A recurring story in Isla Vista: that many calls to the County Fire in Feburary, 1970, when hooligans burned down the Bank of America were intentionally ignored. Those stories were both from residents and someone from the dispatch office who retired to Friendship Manor. One story is that firefighters thought IV had become to dangerous due to the pitched battles with rock-throwing students. Another story is that it was a political decision to let IV burn.
So when I see the firefighters and deputies take sides in a political question like Measure P, I think the most rational response for a plain old taxpayer is to hide all your political leanings. You never know whether or not retribution from the firefighters and deputies is in the cards. We have the illusion of political freedom, but it is merely an illusion.
Posted on October 10 at 6:41 a.m.
The billable hours that Venoco attorneys pay for with public-owned oil dwarf anything charged by the drafters of Measure P.
So funny to read criticism of environmental attorneys. Any misbehavior of environmental attorneys is dwarfed by that of the oil industry attorneys.
It is like a giant 20 story charged black tank calling a tiny little kids-kitchen pot black. Or a giant ogre with a hugh plank in its eye calling out the splinter in the eye of a little elf.
There is one reason the anti-Measure P folks are so virulent: their comfy paychecks depend on the expansion of oil in our County. Like the multimillion $ paychecks of the brass of Venoco, paid for with $0.83 on the dollar of publicly owned oil from the South Ellwood field.
Linda Krop makes enough money to survive. But she's not buying second homes in Aspen or Gstaad.
There have been a few serious arguments against Measure P: Jim Boles is a terrific guy, and I'll always respect Sheriff Thomas. I politely disagree with them, but they could be right.
Posted on October 9 at 6:26 p.m.
Linda Krop makes quite a bit of sense in this article. The jeering from trolls can't overwhelm the simplicity of her arguments.
Sure, lawyers lie. I've been in APCD hearings with lawyers from Venoco and seen it from the front row.
The brass of Venoco gets paid 10 or more times, **FROM PUBLIC ASSETS** what the recent UCSB professor and new Nobel Laureate Shuji Nakamura gets paid. Of course Venoco must send in their lawyers to fabricate and protect their raiding of public dollars.
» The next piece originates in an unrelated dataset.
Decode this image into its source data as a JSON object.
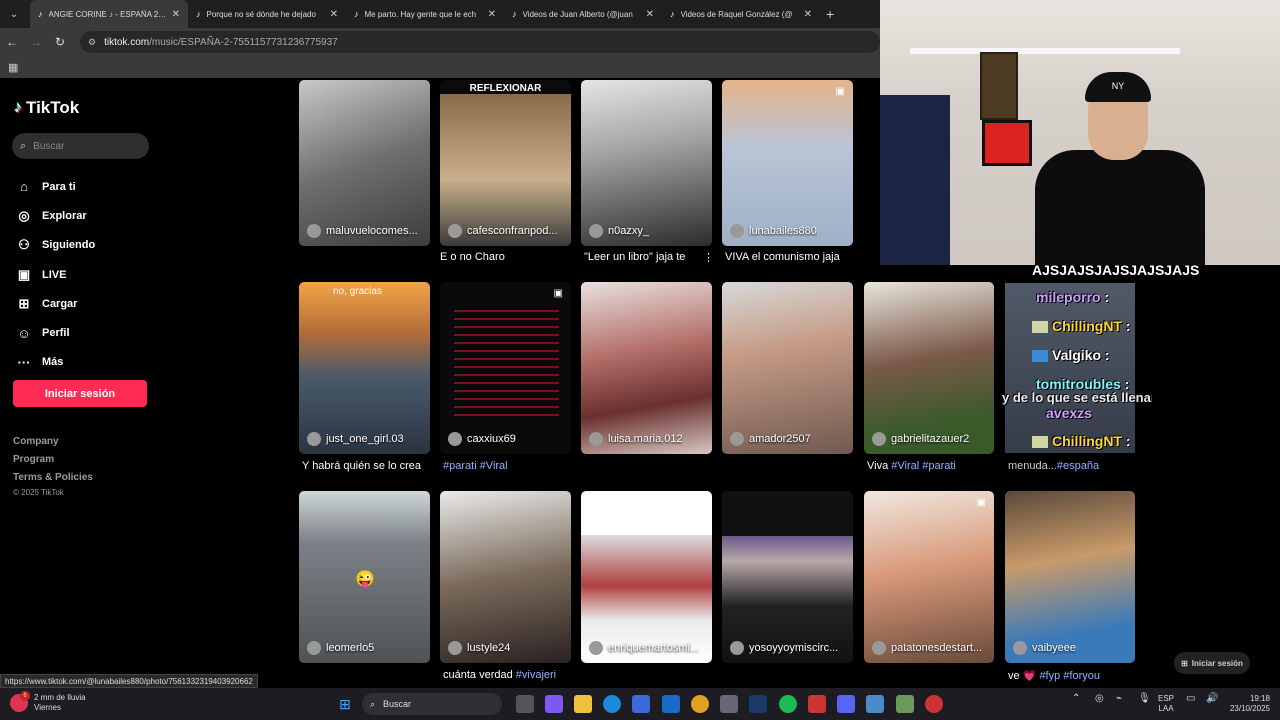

As for taking risk and improving the world, Nakamura wins over Venoco by a mile.
Posted on October 8 at 1:41 p.m.
If I have a Yes on P sign in my yard will the firefighters refuse to help if my house is on fire, and will the deputies/officers refuse to help if a crime is in progress at my place?
On Dodging Measure P Oil Slicks